The human body takes in nutrients from the outside world as raw materials for growth, development, and maintenance of life, but food that cannot be used directly must be digested to make it into small molecules before it can be absorbed by the body. The digestive system consists of two parts: the digestive tract and the digestive glands.
The digestive tract is a long muscular duct that extends from the oral cavity to the pharynx, esophagus, stomach, small intestine, large intestine, and to the anus. The organs that pass through include the oral cavity, pharynx, esophagus, stomach, and small intestine (duodenum, jejunum, Ileum) and large intestine (cecum, colon, rectum) and other parts.

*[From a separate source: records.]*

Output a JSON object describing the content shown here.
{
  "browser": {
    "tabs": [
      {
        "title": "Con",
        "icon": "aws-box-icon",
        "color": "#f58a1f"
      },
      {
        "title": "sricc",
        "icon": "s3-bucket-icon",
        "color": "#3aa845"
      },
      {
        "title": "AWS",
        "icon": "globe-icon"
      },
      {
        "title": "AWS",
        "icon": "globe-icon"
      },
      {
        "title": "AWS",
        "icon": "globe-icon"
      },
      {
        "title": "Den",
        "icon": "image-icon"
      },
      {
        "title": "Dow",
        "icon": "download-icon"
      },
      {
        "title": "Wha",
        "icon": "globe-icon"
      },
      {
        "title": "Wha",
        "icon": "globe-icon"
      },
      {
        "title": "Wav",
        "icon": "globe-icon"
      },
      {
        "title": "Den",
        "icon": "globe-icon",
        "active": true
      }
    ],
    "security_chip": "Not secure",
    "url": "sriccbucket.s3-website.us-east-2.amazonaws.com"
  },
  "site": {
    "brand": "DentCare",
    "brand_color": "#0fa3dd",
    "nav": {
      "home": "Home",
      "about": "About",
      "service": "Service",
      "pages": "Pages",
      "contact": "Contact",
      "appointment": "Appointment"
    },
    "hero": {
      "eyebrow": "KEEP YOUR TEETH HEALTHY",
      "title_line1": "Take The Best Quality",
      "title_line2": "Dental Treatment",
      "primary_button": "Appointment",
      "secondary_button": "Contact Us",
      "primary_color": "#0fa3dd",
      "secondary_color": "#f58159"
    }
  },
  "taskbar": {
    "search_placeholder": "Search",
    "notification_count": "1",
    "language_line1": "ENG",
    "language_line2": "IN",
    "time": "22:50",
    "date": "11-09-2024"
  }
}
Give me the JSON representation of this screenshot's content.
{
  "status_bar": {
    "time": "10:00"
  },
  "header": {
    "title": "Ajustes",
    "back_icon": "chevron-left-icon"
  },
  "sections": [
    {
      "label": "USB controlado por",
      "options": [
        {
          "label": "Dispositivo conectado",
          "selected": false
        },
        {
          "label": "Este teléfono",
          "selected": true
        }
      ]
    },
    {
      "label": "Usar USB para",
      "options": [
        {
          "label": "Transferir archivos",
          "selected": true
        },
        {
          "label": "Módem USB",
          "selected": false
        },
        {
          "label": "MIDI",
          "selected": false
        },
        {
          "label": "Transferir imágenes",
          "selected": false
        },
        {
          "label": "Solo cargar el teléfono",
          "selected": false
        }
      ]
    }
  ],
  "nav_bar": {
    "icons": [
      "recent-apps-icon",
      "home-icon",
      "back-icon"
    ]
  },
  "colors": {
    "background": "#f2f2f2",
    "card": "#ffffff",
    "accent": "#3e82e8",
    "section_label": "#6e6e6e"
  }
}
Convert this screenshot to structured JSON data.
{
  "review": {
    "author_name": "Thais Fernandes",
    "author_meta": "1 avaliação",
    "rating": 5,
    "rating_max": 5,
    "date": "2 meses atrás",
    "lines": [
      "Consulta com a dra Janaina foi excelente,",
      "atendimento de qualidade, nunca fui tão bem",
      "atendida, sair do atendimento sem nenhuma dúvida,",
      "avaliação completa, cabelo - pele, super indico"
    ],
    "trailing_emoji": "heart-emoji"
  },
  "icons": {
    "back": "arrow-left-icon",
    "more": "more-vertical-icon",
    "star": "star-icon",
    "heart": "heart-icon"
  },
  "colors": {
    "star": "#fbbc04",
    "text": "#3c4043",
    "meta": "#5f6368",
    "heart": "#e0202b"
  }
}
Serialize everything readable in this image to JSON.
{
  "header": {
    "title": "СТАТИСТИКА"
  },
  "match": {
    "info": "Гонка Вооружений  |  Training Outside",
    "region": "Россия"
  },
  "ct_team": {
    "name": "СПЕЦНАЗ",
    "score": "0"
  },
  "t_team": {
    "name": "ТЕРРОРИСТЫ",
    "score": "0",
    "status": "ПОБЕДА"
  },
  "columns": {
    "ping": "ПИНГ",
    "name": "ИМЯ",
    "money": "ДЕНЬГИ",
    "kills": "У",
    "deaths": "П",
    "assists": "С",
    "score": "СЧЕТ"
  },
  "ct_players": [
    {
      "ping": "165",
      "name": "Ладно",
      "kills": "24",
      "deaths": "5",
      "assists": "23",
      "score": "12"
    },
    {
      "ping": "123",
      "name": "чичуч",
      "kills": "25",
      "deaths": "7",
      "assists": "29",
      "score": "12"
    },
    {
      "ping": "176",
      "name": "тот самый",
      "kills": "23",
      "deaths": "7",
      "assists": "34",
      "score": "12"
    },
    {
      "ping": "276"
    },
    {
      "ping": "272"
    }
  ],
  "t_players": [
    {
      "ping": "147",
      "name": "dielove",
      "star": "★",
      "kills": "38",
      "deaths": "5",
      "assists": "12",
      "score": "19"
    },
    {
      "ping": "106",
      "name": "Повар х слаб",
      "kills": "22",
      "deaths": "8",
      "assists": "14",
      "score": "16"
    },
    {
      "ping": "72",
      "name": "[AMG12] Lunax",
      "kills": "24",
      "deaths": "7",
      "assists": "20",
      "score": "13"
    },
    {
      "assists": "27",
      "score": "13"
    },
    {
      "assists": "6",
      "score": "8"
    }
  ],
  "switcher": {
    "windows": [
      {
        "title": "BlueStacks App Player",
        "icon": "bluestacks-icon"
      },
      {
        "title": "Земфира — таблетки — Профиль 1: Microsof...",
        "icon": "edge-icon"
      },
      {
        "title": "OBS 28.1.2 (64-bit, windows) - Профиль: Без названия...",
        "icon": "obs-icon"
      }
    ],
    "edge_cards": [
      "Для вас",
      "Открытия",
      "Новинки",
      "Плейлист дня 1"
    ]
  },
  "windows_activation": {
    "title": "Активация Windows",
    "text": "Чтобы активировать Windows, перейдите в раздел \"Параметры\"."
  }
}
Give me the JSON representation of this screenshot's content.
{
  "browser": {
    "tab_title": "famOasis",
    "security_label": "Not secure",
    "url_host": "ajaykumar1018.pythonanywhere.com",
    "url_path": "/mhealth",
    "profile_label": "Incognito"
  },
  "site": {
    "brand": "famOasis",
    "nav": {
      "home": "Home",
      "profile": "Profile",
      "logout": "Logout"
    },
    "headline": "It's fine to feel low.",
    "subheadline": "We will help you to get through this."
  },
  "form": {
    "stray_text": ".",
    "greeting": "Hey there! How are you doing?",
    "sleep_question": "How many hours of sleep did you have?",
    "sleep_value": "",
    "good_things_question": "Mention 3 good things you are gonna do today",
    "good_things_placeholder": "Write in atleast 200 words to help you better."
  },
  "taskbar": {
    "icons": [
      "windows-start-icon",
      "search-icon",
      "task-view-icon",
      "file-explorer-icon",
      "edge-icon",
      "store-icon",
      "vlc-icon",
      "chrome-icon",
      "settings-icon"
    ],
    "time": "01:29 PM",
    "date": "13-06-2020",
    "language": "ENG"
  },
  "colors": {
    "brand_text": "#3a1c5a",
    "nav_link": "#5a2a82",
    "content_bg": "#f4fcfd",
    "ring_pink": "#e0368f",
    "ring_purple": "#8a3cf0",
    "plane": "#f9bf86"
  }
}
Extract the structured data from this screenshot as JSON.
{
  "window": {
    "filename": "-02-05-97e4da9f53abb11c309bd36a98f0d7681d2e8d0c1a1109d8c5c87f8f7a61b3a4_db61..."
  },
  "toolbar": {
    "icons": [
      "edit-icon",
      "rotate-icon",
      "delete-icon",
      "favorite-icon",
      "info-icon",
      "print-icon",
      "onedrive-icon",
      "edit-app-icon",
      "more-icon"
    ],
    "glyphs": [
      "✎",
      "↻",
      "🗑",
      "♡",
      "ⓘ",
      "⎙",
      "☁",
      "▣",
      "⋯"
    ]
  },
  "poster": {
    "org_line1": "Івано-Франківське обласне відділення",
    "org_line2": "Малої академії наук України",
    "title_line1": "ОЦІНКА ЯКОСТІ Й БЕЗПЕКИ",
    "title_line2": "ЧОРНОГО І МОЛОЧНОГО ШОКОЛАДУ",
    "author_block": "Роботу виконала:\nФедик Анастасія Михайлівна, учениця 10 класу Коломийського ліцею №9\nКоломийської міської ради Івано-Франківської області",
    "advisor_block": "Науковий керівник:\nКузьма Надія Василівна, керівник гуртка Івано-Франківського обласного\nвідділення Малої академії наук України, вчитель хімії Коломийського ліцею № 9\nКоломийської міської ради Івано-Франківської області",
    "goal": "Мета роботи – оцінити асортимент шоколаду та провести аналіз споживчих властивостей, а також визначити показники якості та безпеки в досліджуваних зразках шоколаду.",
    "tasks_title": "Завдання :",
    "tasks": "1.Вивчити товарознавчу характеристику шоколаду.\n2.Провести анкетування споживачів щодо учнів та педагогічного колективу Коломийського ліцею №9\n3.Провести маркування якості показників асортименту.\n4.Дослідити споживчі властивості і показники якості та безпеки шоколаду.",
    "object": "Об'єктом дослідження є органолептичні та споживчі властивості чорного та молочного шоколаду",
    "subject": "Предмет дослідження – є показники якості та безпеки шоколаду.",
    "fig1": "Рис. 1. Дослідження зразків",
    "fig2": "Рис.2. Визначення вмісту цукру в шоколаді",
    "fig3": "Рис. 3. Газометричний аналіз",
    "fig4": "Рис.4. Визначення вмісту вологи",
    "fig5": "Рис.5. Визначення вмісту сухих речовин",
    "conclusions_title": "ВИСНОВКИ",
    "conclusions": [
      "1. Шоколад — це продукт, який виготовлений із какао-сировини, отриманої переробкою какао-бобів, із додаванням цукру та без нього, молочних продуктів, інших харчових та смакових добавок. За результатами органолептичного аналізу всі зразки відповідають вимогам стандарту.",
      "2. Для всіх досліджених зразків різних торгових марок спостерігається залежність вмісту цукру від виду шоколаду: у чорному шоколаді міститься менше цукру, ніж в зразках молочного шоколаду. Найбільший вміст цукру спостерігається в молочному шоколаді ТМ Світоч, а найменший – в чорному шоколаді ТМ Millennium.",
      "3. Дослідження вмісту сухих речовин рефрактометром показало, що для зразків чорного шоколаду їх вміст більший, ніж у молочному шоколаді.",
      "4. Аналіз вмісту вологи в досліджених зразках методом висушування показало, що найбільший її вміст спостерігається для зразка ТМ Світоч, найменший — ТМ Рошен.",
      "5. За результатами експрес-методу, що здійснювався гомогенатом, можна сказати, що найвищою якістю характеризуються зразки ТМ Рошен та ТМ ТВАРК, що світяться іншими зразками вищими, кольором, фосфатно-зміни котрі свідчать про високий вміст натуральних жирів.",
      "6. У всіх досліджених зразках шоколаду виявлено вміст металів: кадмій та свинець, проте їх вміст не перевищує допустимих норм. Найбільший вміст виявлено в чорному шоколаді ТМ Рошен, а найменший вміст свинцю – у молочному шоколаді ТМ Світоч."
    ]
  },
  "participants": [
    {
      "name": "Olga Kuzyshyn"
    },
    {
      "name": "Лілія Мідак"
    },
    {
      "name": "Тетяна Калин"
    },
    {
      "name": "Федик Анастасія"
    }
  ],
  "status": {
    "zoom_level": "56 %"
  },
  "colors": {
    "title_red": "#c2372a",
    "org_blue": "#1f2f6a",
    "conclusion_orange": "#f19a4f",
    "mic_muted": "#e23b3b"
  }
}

There are two types of digestive glands: small digestive glands and large digestive glands. The small digestive glands are scattered in the walls of the digestive tract. The large digestive glands have three pairs of salivary glands (parotid gland, submandibular gland, and sublingual gland), liver and pancreas. They all use ducts to discharge secretions into the digestive tract.